[Items from an interface collection]
------------------------
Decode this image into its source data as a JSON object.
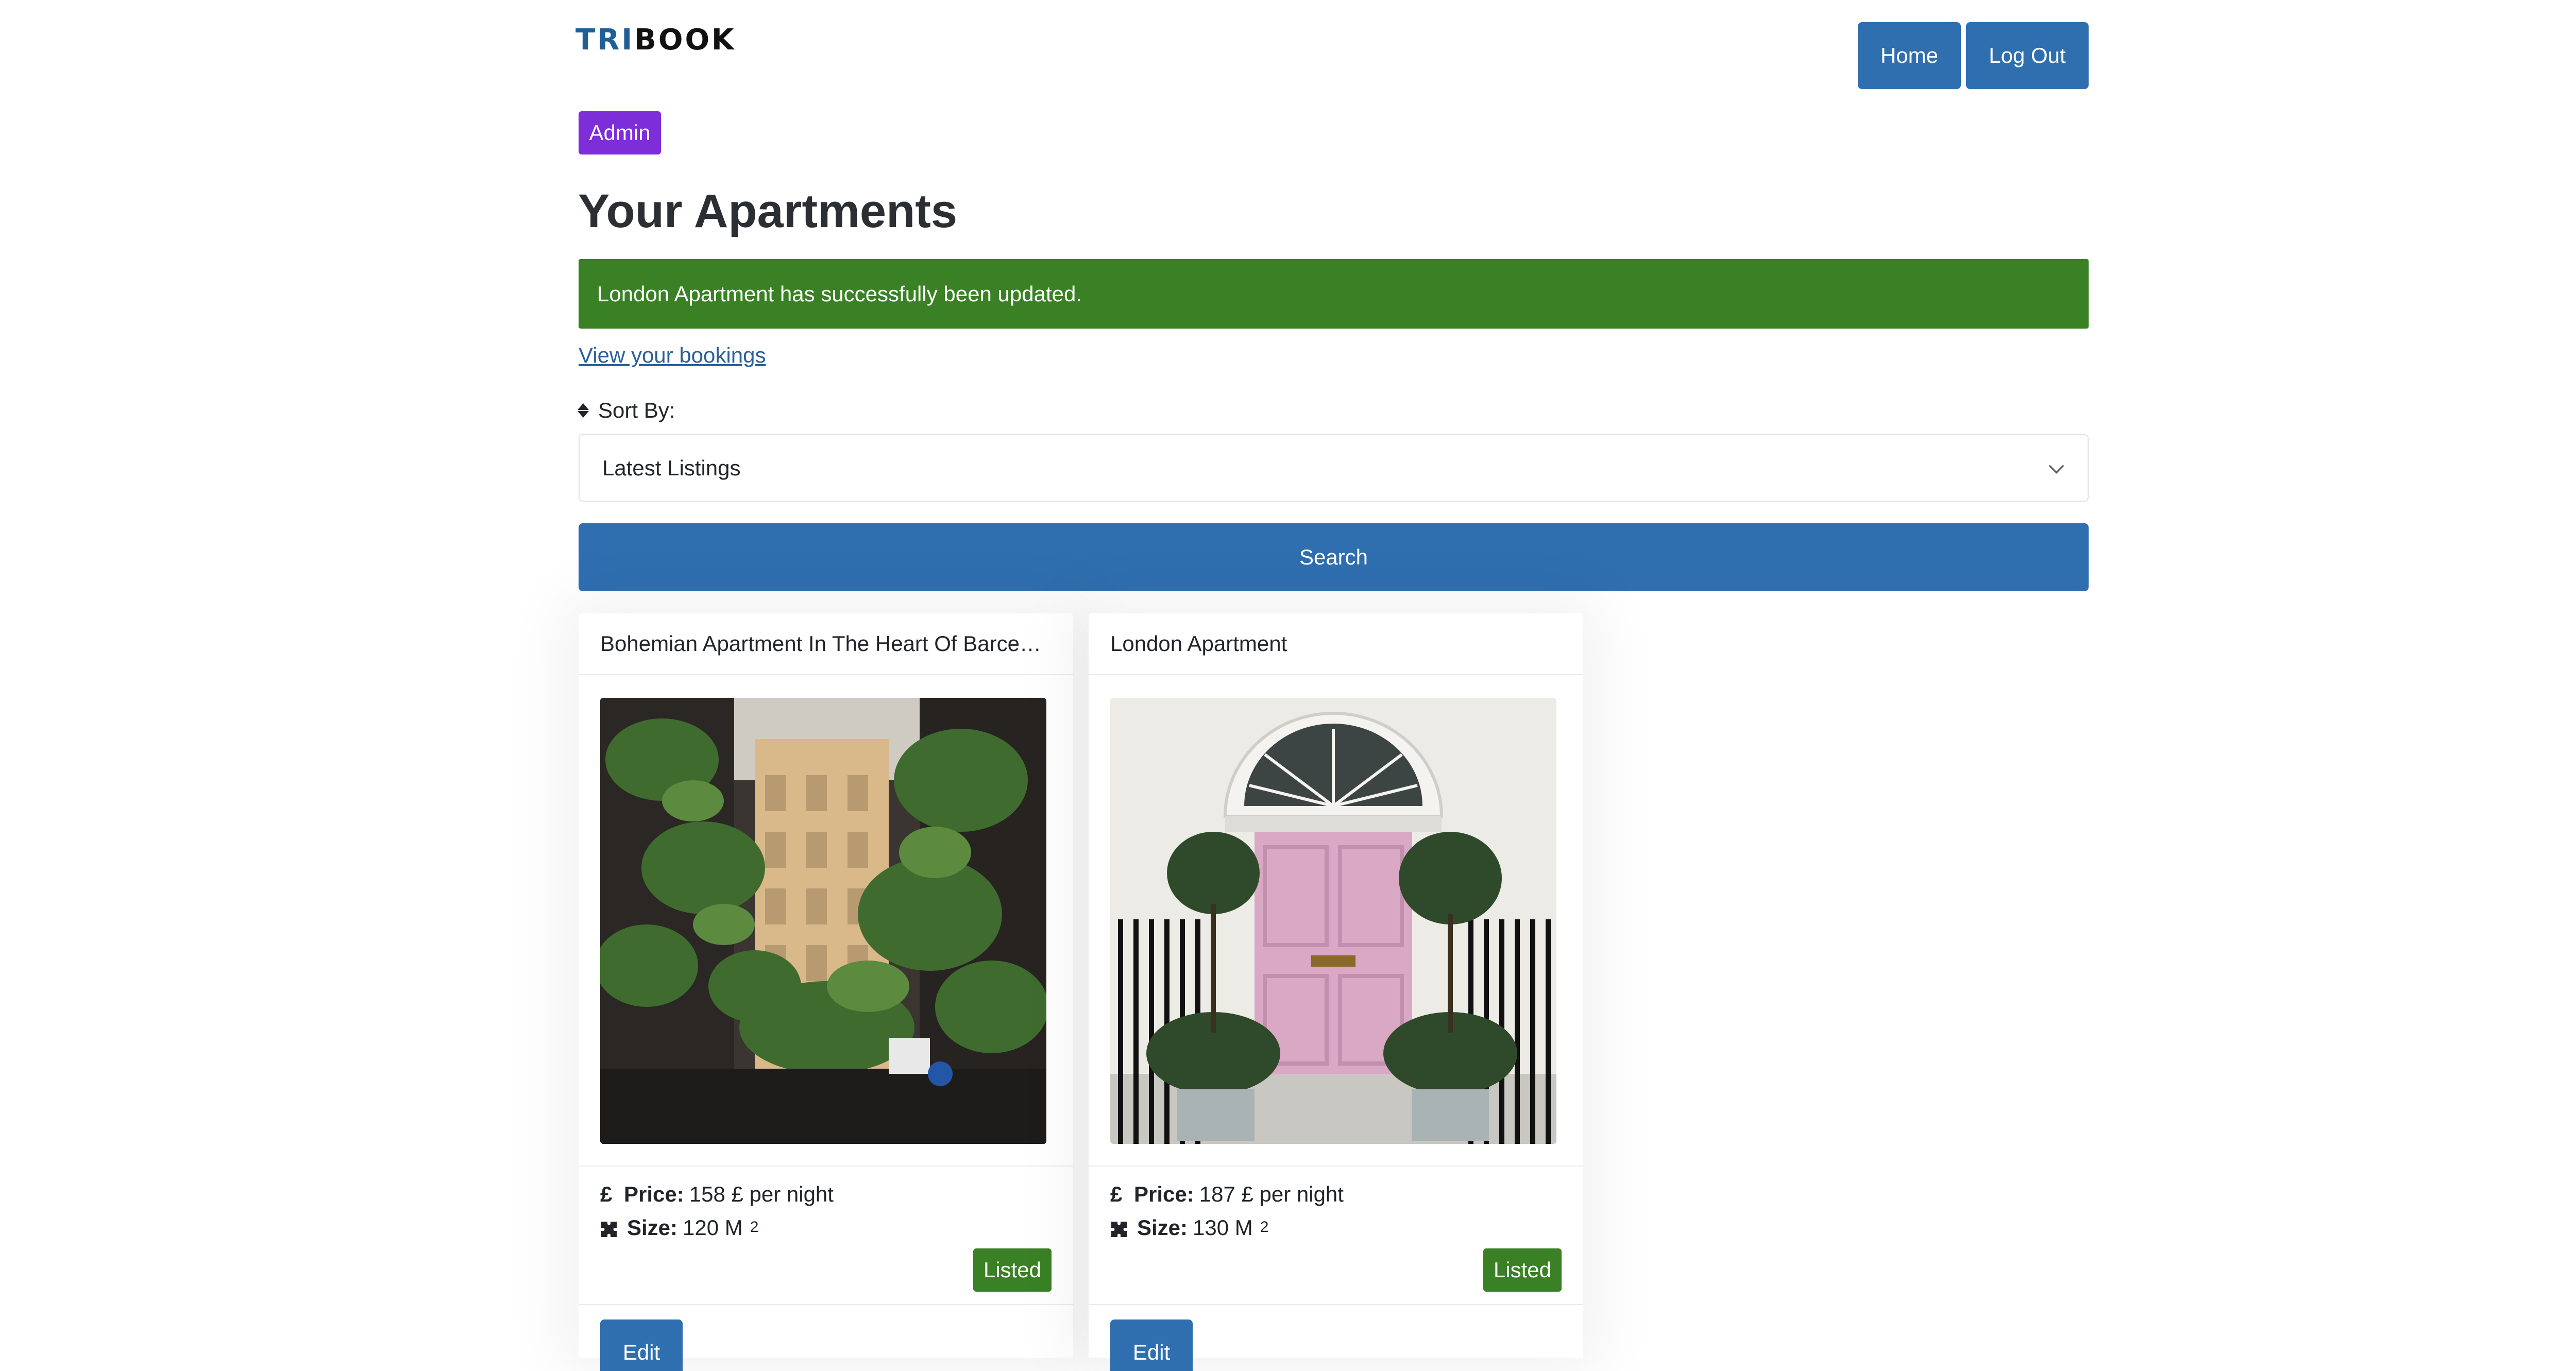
{
  "brand": {
    "logo_part1": "TRI",
    "logo_part2": "BOOK",
    "primary_color": "#2f6fb0",
    "success_color": "#3a8024",
    "admin_color": "#7e2ed8"
  },
  "nav": {
    "home_label": "Home",
    "logout_label": "Log Out"
  },
  "user": {
    "role_badge": "Admin"
  },
  "page": {
    "title": "Your Apartments"
  },
  "alert": {
    "message": "London Apartment has successfully been updated."
  },
  "links": {
    "bookings": "View your bookings"
  },
  "sort": {
    "label": "Sort By:",
    "selected": "Latest Listings",
    "icon": "sort-icon"
  },
  "search": {
    "button_label": "Search"
  },
  "apartments": [
    {
      "title": "Bohemian Apartment In The Heart Of Barcelo...",
      "image": "barcelona-street-photo",
      "price_label": "Price:",
      "price_value": "158 £ per night",
      "size_label": "Size:",
      "size_value": "120 M",
      "size_unit_sup": "2",
      "status": "Listed",
      "edit_label": "Edit"
    },
    {
      "title": "London Apartment",
      "image": "london-pink-door-photo",
      "price_label": "Price:",
      "price_value": "187 £ per night",
      "size_label": "Size:",
      "size_value": "130 M",
      "size_unit_sup": "2",
      "status": "Listed",
      "edit_label": "Edit"
    }
  ],
  "icons": {
    "currency": "£",
    "size": "puzzle-icon"
  }
}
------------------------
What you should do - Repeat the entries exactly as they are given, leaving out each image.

Output for this exercise -
Decode this image into its source data as a JSON object.
{
  "brand": {
    "logo_part1": "TRI",
    "logo_part2": "BOOK",
    "primary_color": "#2f6fb0",
    "success_color": "#3a8024",
    "admin_color": "#7e2ed8"
  },
  "nav": {
    "home_label": "Home",
    "logout_label": "Log Out"
  },
  "user": {
    "role_badge": "Admin"
  },
  "page": {
    "title": "Your Apartments"
  },
  "alert": {
    "message": "London Apartment has successfully been updated."
  },
  "links": {
    "bookings": "View your bookings"
  },
  "sort": {
    "label": "Sort By:",
    "selected": "Latest Listings",
    "icon": "sort-icon"
  },
  "search": {
    "button_label": "Search"
  },
  "apartments": [
    {
      "title": "Bohemian Apartment In The Heart Of Barcelo...",
      "image": "barcelona-street-photo",
      "price_label": "Price:",
      "price_value": "158 £ per night",
      "size_label": "Size:",
      "size_value": "120 M",
      "size_unit_sup": "2",
      "status": "Listed",
      "edit_label": "Edit"
    },
    {
      "title": "London Apartment",
      "image": "london-pink-door-photo",
      "price_label": "Price:",
      "price_value": "187 £ per night",
      "size_label": "Size:",
      "size_value": "130 M",
      "size_unit_sup": "2",
      "status": "Listed",
      "edit_label": "Edit"
    }
  ],
  "icons": {
    "currency": "£",
    "size": "puzzle-icon"
  }
}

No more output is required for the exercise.